The end of the Shuttle programme has left the US in danger of squandering decades of space achievement, former astronauts Neil Armstrong and Eugene Cernan have told the US Senate Committee on Science, Space, and Technology.

The 81-year old space grandee Armstrong criticised the fact that getting to the International Space Station (ISS) meant hitching a lift on decades-old technology, Russia's Soyuz, in order to make the journey,

"For a country that has invested so much for so long to achieve a leadership position in space exploration and exploitation, this condition is viewed by many as lamentably embarrassing and unacceptable," Armstrong said.

"A lead, however earnestly and expensively won, once lost, is nearly impossible to regain." He warned.

Armstrong's sentiments as the first human being to walk on the moon in 1969 were backed up a similar contribution from Eugene Cernan, 77, the last man to have stood on its surface in 1972.

"Today, we are on a path of decay. We are seeing the book close on five decades of accomplishment as the leader in human space exploration," said Cernan.

"You want a launch vehicle today that will service the ISS? We've got it sitting down there," Cernan added, referring to the Space Shuttle. "So before we put it in a museum, let's make use of it. It's in the prime of its life, how could we just put it away?"

The Space Shuttle was cancelled in 2004 by President George Bush a move that never looked likely to be reversed by his successor Barack Obama given the state of US finances.

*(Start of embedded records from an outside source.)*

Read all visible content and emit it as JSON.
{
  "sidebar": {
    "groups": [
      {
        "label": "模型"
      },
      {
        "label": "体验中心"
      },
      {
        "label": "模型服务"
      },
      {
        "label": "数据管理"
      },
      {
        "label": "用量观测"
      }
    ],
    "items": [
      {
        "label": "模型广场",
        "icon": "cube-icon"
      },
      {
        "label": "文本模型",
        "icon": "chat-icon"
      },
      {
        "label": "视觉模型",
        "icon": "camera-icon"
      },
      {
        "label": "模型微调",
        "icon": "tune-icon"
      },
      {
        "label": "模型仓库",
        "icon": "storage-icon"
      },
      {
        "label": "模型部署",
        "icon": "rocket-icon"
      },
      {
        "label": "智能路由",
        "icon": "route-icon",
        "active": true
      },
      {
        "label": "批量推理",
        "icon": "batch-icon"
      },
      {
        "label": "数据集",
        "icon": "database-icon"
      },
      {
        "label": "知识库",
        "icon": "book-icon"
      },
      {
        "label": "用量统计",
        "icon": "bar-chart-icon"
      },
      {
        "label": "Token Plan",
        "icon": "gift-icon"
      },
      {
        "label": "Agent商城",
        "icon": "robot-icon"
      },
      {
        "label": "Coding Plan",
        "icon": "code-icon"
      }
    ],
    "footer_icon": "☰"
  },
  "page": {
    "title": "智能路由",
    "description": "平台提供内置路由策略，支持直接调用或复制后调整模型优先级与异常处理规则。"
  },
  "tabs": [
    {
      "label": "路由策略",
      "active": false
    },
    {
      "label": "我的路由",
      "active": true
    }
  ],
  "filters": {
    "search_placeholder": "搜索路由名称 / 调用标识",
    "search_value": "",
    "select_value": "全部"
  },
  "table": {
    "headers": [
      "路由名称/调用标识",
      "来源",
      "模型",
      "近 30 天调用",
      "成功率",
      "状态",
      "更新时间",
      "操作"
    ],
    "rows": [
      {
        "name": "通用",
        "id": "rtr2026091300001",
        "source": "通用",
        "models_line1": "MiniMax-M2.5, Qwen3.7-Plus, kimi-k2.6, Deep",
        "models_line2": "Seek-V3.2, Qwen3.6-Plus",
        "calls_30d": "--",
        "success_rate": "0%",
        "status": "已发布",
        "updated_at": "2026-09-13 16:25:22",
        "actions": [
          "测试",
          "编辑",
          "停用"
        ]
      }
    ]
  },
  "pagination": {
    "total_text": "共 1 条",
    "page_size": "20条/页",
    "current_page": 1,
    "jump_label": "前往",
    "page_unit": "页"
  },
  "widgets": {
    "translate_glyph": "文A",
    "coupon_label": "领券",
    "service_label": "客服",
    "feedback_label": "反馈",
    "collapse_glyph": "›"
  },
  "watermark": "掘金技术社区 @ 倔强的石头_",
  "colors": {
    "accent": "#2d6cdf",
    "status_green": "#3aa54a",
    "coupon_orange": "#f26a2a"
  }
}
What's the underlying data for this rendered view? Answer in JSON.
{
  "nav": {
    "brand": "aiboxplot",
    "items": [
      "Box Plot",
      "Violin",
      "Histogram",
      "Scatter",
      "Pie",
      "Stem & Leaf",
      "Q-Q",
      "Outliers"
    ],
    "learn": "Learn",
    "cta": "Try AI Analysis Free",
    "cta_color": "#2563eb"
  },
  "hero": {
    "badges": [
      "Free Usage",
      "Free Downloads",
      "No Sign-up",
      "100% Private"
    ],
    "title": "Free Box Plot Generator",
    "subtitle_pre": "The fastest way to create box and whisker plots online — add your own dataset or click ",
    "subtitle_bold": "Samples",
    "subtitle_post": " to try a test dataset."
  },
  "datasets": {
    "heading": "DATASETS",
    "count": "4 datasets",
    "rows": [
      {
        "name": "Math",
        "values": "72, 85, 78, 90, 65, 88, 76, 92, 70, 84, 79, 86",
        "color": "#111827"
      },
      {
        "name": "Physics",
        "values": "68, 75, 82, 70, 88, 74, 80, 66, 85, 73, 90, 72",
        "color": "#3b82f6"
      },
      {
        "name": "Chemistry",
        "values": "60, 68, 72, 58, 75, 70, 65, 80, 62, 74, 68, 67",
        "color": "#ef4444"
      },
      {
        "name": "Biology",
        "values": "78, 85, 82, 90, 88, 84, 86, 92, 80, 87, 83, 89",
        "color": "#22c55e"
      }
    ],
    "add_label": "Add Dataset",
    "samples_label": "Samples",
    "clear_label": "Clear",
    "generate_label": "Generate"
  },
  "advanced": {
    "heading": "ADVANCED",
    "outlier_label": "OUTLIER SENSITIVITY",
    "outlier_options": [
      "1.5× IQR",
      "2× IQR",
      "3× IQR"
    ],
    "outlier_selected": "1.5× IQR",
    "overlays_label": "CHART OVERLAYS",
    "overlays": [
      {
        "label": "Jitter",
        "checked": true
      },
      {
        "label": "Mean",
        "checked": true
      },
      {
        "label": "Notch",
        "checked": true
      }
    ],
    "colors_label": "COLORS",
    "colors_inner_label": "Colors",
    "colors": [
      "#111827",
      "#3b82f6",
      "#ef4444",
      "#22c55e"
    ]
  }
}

Part of the problem has been agreeing on the goal of space exploration, with opinions divided on a return to the moon, a more ambitious journey to Mars and deep-space scientific exploration using probes.

Poignantly, only a fortnight ago NASA published the clearest images yet of the Apollo 11 and 17 landing sites reached by Armstrong and Cernan on their extraordinary missions. Increasingly, the impression is of a bold period in history that could take humanity decades to live down as it tries to match its achievements.